-- PROVIDED ENTRIES follows --

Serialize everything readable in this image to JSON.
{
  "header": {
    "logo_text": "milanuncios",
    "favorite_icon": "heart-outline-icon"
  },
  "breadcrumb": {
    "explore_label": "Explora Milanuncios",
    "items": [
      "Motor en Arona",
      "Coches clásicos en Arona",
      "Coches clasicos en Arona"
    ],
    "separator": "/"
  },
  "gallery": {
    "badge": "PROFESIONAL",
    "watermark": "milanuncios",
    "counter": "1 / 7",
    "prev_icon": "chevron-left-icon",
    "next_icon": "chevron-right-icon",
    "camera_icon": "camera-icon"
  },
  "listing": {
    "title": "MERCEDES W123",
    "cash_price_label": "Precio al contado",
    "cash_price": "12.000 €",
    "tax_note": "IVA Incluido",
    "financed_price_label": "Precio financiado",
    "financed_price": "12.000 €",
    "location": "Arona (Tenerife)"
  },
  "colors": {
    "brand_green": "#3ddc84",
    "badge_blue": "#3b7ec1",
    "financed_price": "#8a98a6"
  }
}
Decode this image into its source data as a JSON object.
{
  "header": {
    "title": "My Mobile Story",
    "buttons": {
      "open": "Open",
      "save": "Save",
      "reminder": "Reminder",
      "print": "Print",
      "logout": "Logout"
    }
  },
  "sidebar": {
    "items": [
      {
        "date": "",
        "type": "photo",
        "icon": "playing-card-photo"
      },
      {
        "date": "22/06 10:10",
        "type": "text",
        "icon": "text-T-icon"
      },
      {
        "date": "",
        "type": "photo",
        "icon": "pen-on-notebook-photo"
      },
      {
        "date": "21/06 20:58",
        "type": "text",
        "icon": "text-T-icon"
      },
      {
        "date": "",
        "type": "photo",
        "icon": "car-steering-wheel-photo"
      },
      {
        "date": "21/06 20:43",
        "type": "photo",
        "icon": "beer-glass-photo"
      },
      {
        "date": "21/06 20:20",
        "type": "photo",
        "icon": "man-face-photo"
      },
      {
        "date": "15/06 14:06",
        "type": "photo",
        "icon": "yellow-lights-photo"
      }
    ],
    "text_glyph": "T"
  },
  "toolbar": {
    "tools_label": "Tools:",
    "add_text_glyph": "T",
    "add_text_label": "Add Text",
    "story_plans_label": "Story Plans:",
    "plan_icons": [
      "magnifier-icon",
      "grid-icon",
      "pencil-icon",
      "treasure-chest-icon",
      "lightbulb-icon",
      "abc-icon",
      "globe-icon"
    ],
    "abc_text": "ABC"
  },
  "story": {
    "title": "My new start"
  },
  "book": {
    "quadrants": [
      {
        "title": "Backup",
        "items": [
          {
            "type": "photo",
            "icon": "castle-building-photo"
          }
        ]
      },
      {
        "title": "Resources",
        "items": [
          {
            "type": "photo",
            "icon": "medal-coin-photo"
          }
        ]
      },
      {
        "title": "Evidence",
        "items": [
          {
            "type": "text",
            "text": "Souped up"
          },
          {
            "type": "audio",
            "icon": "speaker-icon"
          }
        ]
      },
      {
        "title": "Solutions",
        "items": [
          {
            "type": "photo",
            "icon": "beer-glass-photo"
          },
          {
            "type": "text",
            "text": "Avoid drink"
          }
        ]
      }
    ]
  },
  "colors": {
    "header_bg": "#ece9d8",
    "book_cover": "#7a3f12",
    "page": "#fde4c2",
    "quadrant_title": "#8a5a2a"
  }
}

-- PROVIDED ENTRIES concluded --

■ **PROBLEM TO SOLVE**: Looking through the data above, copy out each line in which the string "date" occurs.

■ **ANSWER TO THE PROBLEM**:
        "date": "",
        "date": "22/06 10:10",
        "date": "",
        "date": "21/06 20:58",
        "date": "",
        "date": "21/06 20:43",
        "date": "21/06 20:20",
        "date": "15/06 14:06",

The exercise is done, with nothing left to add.